**Material for the task:**
◆ ◆ ◆ ◆ ◆ ◆ ◆
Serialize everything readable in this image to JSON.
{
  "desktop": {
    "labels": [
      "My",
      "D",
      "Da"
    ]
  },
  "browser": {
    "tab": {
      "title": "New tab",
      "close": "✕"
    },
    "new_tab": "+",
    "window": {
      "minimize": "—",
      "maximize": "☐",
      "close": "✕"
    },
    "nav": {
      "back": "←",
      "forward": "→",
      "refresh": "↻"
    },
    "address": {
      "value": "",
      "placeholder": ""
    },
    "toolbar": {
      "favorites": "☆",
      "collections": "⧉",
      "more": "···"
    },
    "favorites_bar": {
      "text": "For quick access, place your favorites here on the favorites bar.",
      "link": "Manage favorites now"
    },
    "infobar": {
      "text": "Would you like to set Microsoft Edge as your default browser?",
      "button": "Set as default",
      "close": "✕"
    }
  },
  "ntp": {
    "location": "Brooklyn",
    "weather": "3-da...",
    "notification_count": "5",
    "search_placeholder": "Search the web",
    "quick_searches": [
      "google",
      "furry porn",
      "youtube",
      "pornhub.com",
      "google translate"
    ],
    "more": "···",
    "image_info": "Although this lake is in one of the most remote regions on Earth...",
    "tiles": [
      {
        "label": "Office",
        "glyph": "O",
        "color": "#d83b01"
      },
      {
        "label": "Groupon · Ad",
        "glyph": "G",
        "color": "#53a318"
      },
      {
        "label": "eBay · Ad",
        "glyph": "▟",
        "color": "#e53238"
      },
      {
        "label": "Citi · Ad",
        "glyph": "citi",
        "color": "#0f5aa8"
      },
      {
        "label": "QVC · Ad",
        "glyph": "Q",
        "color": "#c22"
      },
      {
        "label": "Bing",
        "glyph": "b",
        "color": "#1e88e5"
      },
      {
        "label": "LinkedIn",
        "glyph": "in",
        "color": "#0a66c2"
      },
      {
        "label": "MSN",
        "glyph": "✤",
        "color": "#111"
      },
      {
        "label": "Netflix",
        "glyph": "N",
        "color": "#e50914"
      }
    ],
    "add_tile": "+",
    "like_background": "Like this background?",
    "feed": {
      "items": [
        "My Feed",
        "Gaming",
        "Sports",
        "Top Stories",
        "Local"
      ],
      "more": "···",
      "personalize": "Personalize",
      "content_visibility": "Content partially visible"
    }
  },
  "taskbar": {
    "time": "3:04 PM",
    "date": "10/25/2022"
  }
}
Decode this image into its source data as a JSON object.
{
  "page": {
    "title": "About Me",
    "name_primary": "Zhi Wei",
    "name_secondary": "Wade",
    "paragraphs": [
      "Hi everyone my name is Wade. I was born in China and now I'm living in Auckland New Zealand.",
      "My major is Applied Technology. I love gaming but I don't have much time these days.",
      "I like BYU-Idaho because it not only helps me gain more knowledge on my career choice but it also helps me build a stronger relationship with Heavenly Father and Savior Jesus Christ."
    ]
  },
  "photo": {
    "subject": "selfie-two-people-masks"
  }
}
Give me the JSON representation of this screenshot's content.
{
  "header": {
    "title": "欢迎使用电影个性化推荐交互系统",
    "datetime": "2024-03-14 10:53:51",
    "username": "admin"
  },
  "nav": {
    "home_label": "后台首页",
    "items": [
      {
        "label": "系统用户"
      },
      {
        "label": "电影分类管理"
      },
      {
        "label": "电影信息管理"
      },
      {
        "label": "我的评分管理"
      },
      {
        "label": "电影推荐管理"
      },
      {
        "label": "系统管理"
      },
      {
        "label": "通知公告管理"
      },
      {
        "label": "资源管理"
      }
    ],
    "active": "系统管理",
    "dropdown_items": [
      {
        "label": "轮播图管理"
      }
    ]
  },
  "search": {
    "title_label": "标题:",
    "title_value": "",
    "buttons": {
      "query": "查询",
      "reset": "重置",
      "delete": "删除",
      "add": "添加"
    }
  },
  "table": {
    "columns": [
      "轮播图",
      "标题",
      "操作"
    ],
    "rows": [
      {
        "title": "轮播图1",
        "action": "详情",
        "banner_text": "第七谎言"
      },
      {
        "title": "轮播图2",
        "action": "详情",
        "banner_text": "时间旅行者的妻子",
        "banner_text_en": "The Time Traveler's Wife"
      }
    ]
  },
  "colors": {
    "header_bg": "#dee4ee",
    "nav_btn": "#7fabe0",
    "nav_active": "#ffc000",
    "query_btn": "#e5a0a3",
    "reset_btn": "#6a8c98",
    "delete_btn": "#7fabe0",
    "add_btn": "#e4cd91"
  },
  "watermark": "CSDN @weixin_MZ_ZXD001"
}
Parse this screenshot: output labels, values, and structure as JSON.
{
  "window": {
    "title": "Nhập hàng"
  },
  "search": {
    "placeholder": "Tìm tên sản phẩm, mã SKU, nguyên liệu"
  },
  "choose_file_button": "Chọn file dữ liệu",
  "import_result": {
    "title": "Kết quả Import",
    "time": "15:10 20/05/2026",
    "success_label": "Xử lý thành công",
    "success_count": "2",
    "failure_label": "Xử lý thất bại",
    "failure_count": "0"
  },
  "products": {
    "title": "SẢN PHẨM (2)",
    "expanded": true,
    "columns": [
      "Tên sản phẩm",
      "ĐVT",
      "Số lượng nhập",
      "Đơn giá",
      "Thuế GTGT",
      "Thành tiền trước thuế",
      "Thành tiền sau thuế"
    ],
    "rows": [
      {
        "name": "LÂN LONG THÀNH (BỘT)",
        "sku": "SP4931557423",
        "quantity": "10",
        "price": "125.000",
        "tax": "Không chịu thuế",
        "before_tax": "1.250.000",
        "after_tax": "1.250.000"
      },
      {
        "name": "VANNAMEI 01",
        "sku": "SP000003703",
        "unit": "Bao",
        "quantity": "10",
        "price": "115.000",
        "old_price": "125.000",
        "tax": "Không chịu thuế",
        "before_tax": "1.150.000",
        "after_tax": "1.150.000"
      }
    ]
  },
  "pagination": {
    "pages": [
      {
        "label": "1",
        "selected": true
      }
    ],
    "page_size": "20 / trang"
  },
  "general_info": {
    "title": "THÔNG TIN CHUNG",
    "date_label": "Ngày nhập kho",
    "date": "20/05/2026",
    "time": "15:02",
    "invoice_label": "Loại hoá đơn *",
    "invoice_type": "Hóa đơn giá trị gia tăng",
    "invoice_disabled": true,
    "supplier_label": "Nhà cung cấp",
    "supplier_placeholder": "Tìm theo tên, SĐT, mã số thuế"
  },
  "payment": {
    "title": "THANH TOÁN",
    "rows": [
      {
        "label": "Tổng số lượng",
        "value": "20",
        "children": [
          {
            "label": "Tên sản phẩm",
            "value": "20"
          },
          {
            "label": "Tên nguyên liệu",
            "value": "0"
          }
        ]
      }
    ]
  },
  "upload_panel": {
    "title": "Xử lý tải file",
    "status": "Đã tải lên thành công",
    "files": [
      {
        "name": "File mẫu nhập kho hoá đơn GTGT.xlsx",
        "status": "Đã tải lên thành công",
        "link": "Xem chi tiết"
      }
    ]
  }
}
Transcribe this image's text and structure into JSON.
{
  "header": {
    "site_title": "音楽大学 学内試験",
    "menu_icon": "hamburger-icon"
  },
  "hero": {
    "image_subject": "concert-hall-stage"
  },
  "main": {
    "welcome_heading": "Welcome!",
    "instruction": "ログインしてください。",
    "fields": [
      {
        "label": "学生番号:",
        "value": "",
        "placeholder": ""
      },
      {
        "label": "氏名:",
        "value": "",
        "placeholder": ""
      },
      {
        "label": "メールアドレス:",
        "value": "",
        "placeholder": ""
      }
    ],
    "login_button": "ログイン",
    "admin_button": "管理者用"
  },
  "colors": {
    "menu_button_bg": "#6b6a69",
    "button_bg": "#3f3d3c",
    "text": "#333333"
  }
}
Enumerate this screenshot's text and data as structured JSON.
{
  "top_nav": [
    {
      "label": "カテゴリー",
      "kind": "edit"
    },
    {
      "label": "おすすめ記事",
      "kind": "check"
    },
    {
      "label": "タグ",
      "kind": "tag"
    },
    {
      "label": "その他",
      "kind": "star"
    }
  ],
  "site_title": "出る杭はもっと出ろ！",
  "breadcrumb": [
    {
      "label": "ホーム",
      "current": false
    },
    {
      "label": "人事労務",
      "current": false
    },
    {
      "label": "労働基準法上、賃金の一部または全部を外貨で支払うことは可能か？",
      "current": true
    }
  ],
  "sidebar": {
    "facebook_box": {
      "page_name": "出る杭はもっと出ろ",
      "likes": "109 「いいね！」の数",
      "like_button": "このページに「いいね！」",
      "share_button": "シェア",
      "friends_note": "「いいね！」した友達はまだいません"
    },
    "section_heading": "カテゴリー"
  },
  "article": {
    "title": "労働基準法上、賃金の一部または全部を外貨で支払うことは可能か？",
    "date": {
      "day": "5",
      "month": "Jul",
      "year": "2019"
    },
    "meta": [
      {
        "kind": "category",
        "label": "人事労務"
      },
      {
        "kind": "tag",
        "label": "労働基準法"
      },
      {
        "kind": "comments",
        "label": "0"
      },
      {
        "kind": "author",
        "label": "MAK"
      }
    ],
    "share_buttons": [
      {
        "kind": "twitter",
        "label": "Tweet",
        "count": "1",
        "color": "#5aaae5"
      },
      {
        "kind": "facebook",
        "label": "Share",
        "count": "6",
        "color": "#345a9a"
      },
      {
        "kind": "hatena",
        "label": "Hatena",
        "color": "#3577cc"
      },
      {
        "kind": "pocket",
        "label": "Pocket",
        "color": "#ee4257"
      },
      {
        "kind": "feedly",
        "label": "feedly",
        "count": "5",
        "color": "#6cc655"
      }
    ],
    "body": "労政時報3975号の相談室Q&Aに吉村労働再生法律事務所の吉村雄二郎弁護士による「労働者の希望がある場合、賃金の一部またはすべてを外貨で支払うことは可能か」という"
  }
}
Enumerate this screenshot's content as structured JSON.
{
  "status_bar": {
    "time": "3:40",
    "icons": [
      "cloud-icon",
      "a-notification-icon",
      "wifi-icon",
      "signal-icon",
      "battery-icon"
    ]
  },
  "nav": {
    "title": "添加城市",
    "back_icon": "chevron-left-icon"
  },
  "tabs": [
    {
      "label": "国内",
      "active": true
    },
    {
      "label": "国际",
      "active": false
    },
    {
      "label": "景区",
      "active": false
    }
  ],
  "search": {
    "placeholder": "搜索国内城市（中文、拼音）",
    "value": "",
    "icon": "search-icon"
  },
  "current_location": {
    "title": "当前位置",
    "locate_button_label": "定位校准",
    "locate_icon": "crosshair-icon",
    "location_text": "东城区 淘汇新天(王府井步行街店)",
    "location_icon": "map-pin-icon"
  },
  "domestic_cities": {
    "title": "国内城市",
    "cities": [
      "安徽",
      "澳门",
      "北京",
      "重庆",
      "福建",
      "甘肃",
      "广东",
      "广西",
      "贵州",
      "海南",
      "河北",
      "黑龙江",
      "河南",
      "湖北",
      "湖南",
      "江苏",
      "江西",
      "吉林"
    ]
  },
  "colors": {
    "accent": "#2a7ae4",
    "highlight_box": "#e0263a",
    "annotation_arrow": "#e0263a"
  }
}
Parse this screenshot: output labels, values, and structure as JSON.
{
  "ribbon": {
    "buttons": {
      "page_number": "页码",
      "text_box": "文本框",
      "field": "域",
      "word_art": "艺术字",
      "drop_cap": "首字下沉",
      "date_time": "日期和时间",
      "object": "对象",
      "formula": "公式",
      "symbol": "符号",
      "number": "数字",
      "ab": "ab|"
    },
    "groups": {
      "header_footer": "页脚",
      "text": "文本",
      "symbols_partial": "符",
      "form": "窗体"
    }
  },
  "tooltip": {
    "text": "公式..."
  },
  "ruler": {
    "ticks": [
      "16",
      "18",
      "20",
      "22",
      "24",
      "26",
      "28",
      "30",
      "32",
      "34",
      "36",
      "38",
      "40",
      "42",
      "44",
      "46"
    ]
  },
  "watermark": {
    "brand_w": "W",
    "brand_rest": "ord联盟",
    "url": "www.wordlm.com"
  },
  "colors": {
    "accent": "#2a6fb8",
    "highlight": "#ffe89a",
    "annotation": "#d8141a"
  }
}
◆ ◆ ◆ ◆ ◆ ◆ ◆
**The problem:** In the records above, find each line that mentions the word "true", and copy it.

**Expected answer:**
    "expanded": true,
        "selected": true
    "invoice_disabled": true,
      "current": true
      "active": true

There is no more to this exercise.